Les Eaux-Bonnes, 3 July 1850
[vol. 1, p. 204]
. . . Perhaps you are too ardently in favor of the Harmonies in the face of opposition from Le Journal des économistes. Middle-aged men do not easily abandon well-entrenched and long-held ideas. For this reason, it is not to them but to the younger generation that I have addressed and submitted my book. People will end up acknowledging that value can never lie in materials and the forces of nature. From this can be drawn the absolutely free characteristic of gifts from God in all their forms and in all human transactions.
This leads to the mutual nature of services and the absence of any reason for men to be jealous of and hate each other. This theory should bring all the schools together on a common ground. Since I live with this conviction, I am waiting patiently, since the older I become the clearer I perceive the slowness of human evolution.
However, I do not conceal a personal wish.
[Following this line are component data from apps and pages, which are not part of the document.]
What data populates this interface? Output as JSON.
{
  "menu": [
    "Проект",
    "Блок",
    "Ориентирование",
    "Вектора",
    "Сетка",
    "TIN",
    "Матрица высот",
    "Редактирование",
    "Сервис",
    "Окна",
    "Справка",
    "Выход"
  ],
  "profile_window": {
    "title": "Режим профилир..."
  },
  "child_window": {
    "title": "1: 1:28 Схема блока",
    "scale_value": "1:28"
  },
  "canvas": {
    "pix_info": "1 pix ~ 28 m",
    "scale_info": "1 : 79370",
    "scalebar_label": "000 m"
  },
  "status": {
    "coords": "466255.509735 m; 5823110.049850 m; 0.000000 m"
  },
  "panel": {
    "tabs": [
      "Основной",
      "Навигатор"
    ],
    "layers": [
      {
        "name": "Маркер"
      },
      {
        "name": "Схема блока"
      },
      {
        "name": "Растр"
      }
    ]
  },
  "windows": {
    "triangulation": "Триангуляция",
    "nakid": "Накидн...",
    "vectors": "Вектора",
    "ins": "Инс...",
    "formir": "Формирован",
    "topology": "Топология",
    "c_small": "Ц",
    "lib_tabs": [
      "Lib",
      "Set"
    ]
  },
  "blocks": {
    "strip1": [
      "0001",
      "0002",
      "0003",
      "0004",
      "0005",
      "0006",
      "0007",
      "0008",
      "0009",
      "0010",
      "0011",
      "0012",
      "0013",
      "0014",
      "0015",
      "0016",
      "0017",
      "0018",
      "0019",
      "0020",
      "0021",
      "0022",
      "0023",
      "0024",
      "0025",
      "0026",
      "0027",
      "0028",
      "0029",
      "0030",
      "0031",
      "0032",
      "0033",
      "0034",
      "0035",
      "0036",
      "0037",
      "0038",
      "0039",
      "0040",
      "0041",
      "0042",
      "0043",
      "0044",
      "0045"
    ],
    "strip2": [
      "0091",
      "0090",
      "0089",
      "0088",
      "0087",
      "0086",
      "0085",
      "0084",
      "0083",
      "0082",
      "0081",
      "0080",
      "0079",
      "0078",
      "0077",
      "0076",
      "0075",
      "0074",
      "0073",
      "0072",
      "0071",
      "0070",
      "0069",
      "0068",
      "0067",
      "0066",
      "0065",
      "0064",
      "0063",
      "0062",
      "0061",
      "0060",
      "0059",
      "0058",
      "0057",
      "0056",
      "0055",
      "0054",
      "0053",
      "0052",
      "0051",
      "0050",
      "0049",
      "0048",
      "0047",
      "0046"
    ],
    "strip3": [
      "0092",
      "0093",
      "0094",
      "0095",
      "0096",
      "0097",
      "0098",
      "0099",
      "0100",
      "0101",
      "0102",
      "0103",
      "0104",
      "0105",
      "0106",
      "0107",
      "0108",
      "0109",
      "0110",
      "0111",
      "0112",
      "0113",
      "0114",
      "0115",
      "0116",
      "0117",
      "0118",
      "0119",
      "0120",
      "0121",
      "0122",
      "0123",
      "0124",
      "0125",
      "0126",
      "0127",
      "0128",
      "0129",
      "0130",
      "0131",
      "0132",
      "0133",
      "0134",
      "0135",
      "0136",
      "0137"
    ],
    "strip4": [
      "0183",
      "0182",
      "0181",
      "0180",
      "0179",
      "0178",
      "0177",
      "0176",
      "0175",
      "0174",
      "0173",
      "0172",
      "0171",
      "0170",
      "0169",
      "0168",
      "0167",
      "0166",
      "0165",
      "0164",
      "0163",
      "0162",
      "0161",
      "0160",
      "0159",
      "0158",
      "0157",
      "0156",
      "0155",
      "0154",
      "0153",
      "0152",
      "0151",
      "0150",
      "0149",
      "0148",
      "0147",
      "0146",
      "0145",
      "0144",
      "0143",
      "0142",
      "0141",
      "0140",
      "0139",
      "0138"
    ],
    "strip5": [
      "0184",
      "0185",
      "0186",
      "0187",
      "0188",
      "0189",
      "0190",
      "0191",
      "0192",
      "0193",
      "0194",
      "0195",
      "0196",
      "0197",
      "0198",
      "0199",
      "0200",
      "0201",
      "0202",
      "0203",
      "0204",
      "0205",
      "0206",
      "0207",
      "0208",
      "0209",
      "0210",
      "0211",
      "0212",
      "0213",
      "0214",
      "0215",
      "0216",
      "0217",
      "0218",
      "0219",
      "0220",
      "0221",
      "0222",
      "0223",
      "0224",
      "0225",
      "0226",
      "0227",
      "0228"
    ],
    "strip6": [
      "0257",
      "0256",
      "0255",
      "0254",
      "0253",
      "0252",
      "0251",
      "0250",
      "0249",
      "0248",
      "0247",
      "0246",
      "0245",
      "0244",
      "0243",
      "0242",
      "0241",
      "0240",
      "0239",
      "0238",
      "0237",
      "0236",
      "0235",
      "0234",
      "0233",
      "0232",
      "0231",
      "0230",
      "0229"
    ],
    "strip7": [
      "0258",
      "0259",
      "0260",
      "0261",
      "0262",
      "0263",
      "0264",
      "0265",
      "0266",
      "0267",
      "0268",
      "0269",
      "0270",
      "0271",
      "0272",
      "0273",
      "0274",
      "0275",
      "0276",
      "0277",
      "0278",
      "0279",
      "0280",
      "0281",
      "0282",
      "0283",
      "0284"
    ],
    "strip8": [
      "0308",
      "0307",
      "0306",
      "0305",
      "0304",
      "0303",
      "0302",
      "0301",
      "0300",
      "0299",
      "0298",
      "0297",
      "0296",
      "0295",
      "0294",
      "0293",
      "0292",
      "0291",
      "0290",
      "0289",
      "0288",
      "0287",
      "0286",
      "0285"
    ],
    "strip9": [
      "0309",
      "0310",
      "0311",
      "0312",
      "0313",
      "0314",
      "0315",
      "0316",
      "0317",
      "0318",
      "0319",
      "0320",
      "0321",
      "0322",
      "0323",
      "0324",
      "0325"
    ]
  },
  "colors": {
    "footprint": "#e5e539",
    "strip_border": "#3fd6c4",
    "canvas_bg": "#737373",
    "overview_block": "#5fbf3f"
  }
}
Yes, I would like this theory to attract enough followers in my lifetime (even if only two or three) for me to be assured before dying that it will not be abandoned if it is true. Let my book generate just one other and I will be satisfied. This is why I cannot encourage you too strongly to concentrate your thinking on capital, which is a huge subject and may well be the cornerstone of political economy. I have no more than touched upon it; you will go further than I and will correct me if need be. Do not fear that I will take offence. The economic horizons are unlimited: to see new ones makes me happy, whether it was I that discovered them or someone else that is showing them to me.
. . . Yes, you are right. There is a complete avenue of science to be explored with regard to the dread word consumption; this is what I will be establishing at the start of my second volume. As for population, it is incomprehensible that M. Clément can attack me on a subject that I have not yet tackled! And basically, to deny the axiom that the density of the population is an advantage for production is to deny all the power of trade and the division of labor.345 What is more, it is to deny facts that are blindingly obvious. Doubtless, populations naturally organize themselves so as to produce as much as possible, and to do this they divide or merge as circumstances require; they obey a double tendency to spread out and to concentrate, but the more they increase, ceteris paribus, that is to say, all virtues, forward planning, and dignity being equal, the more the services divide and are mutually rendered and the more each person is rewarded for the least of his particular qualities, etc. . . .
[344 ]See Letter 175, note 336.
[345 ]Bastiat seems to be anticipating an argument that would be taken up by Julian Simon in the twentieth century. Simon saw population as “the ultimate resource.” See Julian P. Simon, The Ultimate Resource (Princeton, N.J.: Princeton University Press, 1981).